    • bibliography (Was she an author? What did she write?)
    • print history (Who read these books in Australia?).

    You can begin to see a possible shape for the exhibition, as well as some ideas on how to begin the research process. Without a clear research question, the exhibition lacks cohesion.

    Having a logical structure to your work helps make your work accessible to readers. Under 'Accessibility', you will find more information on how having a comprehensible structure is key to making your work accessible.

  • Write for the Digital Environment

    Writing in a digital environment is not the same as writing for print. Take this into account when designing your exhibition.
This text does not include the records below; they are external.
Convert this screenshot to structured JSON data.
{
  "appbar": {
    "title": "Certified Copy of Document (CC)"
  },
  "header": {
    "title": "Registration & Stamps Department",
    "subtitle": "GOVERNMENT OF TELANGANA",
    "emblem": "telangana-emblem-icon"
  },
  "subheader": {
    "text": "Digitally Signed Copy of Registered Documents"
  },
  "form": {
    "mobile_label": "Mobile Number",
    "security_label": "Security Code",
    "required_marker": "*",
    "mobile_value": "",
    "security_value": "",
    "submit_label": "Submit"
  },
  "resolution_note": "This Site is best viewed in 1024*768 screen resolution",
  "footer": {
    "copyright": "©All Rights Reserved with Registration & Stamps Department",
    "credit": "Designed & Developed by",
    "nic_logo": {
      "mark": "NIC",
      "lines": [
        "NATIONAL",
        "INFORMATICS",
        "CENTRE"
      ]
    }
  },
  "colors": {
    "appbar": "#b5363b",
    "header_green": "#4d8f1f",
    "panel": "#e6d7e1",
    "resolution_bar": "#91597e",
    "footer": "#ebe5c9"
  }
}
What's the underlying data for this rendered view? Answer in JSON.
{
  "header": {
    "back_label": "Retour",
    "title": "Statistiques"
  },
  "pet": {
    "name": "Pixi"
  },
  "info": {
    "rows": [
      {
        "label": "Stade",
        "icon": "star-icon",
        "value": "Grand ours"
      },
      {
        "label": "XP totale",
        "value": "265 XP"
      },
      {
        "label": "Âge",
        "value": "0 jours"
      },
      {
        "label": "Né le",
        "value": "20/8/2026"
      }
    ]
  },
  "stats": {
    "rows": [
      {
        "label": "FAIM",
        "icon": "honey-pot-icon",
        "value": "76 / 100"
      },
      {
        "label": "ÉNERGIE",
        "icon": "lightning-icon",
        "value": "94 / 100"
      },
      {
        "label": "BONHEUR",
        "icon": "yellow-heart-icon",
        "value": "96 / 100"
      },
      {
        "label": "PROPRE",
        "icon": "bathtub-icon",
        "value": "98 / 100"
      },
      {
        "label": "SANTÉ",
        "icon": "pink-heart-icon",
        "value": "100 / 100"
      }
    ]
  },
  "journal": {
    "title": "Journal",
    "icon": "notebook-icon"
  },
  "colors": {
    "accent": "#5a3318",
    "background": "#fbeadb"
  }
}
    People don't read online in the same way as they read on paper.

    When you write a traditional research essay, you are encouraged to give each piece of information equal weight: each paragraph advances the argument to the same degree, and the reader gives their full attention to the document from beginning to end.

    But when reading online, people tend to display shorter attention spans: they skim material, skip across the website in a non-linear fashion, and don't always read the entirety of a document.

    The better your understanding of writing in a digital environment is, the better your exhibition will work.

    Keep the following ideas in mind:

    • make it clear to your reader what they can expect, with clear headings and a logical structure.
    • place your most important information at the top of the page, where readers will see it first.
    • break up the content on the page. It is easy to lose your place in long, complex paragraphs when reading on a screen.
    • when you do have long sections of text, consider using summaries to help guide your reader through.
    • take advantage of how the exhibition allows you to break up your text with images, video, and other interactive materials. These not only keep your reader's attention, but also allow you to make your argument in different ways.

    For more information on how to write for the digital environment, see the Accessibility tab.